» **Your instructions**
Copy out each line of the entries where the word "Essential" is present.

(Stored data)
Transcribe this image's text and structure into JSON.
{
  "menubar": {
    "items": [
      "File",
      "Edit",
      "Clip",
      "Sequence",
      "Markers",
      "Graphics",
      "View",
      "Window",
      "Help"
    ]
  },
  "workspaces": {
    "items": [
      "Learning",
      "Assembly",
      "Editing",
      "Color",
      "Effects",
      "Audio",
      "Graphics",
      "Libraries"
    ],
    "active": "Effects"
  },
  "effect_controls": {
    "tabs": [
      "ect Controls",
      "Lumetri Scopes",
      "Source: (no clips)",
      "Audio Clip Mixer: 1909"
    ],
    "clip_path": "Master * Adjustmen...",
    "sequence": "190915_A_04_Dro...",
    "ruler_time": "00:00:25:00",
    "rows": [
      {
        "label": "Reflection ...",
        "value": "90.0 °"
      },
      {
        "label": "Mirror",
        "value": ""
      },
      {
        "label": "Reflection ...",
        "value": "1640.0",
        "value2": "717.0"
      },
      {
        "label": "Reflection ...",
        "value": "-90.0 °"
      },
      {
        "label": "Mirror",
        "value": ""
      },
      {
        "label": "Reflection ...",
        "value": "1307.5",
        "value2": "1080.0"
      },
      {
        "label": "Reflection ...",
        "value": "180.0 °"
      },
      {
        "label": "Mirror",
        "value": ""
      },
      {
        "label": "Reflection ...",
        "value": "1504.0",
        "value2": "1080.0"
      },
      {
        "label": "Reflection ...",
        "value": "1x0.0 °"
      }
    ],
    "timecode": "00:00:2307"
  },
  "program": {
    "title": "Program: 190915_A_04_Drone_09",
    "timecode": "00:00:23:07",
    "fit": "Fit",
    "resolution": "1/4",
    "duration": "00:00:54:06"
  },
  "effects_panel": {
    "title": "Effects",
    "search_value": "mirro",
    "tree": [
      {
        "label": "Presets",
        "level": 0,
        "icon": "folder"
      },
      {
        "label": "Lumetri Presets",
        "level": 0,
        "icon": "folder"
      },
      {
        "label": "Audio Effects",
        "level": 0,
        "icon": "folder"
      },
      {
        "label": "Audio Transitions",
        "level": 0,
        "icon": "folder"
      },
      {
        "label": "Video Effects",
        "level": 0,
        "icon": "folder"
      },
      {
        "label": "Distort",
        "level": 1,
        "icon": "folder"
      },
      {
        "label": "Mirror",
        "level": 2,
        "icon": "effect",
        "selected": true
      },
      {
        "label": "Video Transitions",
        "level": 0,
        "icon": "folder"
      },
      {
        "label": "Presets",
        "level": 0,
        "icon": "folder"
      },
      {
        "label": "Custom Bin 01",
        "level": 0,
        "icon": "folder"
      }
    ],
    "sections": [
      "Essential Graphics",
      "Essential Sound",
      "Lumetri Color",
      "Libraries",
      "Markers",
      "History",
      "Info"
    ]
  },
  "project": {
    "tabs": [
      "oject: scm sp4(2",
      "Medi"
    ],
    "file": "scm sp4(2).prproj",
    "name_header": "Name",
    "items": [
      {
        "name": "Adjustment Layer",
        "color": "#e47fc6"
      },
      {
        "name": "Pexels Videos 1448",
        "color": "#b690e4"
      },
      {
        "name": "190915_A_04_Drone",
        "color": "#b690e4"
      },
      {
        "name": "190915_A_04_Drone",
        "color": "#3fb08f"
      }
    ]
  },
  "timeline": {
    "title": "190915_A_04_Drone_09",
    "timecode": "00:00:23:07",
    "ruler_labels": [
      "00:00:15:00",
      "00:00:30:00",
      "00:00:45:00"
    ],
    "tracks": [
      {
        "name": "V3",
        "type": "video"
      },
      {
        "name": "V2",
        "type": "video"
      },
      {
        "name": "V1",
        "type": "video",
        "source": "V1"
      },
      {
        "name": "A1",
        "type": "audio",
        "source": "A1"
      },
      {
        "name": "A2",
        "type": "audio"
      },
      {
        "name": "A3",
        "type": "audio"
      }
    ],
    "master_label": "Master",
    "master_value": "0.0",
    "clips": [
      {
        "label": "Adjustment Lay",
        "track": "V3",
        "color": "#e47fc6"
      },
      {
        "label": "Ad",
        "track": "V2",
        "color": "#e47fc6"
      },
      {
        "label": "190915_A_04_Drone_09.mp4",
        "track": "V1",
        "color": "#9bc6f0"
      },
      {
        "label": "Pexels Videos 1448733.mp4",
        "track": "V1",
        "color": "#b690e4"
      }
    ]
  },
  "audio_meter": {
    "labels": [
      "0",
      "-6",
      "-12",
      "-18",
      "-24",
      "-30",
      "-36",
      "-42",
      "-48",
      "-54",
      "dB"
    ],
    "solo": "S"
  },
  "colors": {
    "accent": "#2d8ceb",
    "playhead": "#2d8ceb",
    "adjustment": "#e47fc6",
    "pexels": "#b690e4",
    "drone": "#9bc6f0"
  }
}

» **Solution to this problem**
      "Essential Graphics",
      "Essential Sound",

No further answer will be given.